Molinet, left, and Felix Bonne, center, are on a hunger strike to
demand the release of political prisoners in Cuba.
| Blanca Reyes, wife of political prisoner Raul Rivero,
reads a letter written by her husband during a meeting, on
Sept. 23, 2004, in Havana. At right is Cuban Martha Beatriz
Roque, a recently released political prisoner.
| Roque, right, talks with fellow protesters Dolia
Sanchez and Isabel Ramos, at a park near the Revolution Square
on Oct. 6, 2004 in Havana.
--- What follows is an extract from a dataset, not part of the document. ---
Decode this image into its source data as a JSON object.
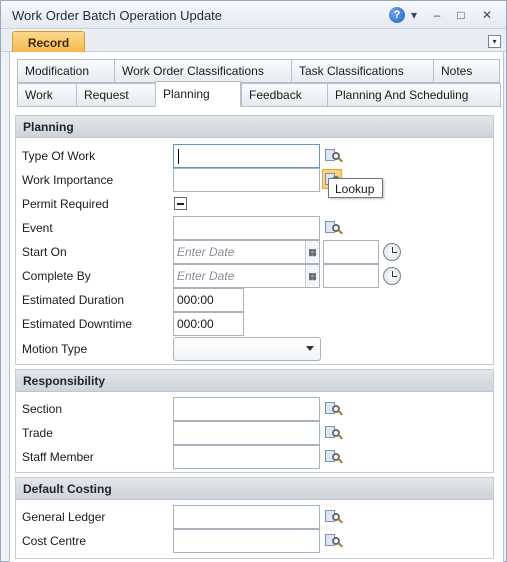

A group of women began a protest
demanding the transfer of dissident Angel Moya, sentenced
to 20 years and who is ill, to a civilian hospital in Havana.
| This photo, provided by the U.S. Interests
Section in Havana, shows Cuban dissident
Martha Beatriz Roque casting a symbolic
vote for George W. Bush on Nov. 3, 2004.
| Roque speaks before the press in Havana for
the National Congress to draw up next year's
opposition's politics and to try and unify the
different dissident groups on Dec. 7, 2004.
| Roque, president of the Assembly for the Promotion of
Society in Cuba, sits next to Felix Bonne, right, and Rene Gomez
Manzanos as she speaks to the press for the National Congress to
draw up next year's opposition politics and to try and unify the
different dissident groups on Dec. 7, 2004.
| Roque at house in Havana on Jan. 31, 2005, during
with Isabel Ramos, right, mother of Arturo Suarez, who is the
oldest Cuban prisoner. Ramos is one of many Cubans that go
to Roque's house to report about problems their relatives face
| Cuban dissident economist Marta Beatriz Roque talks
to the media in Havana on Dec. 7, 2004.
| Cuban dissidents, from left, Felix Bonne, Martha Beatriz
and Rene Gomez Manzano talk on May 19, 2005, in Havana,
about the preparations for the Dissident National Congress, which
was held the next day. The Congress will be held in the patio of
Bonne's house, and was financed by dissident organizations from
inside and outside Cuba.
| Roque talks to journalists in Havana on Sept. 28,
her front door, the Cuban regime painted a portrait of Fidel
Castro and the slogan "Fatherland or Death." Roque said that
seven protesters, who gathered peacefully outside Cuba's Justice
Ministry demanding a mass release of political prisoners, were
detained and escorted home by police. The police also stopped
dissidents across the island from joining the demonstration.
| Roque joins the Damas de Blanco as they finish their
on Dec. 9, 2007 in Havana. The Damas de Blanco, 50 Cuban
women, dress in white and wear photos of prisoners during
their weekly protest march in the Havana Playa neighborhood
to demand the liberty of their husbands, fathers and brothers,
who are prisoners of conscience. This protest took place one
day before International Human Rights Day.
Cuba: Un analisis social, economico, y politico actual (Marta Beatriz Roque, dic. 2, 2005)
Dissident Cuban Economists Launch Website
Dissident Detained After Fox Meeting
Renowned Cuban dissident detained for hours
Cuba frees imprisoned female dissident
Cuban dissident is freed
Cuba releases economist after 16 months of 20-year sentence
In Cuba, Castro foes wage lonely fight
EL EX-PRESIDENTE FLORES Y ALBITA EN HOMENAJE A MARTHA BEATRIZ
Turbas agreden a opositora cubana
Golpeada y arrastrada la opositora Marta Beatriz Roque Cabello por miembros de las Brigadas de Respuesta Rápida.
Carta de Huber Matos a Martha Beatriz Roque
Martha B. Roque pide a la UE endurecer política hacia Cuba
Disidente pide a Europa que revise la política hacia Cuba
Cuban dissident faces scrutiny at home, in Miami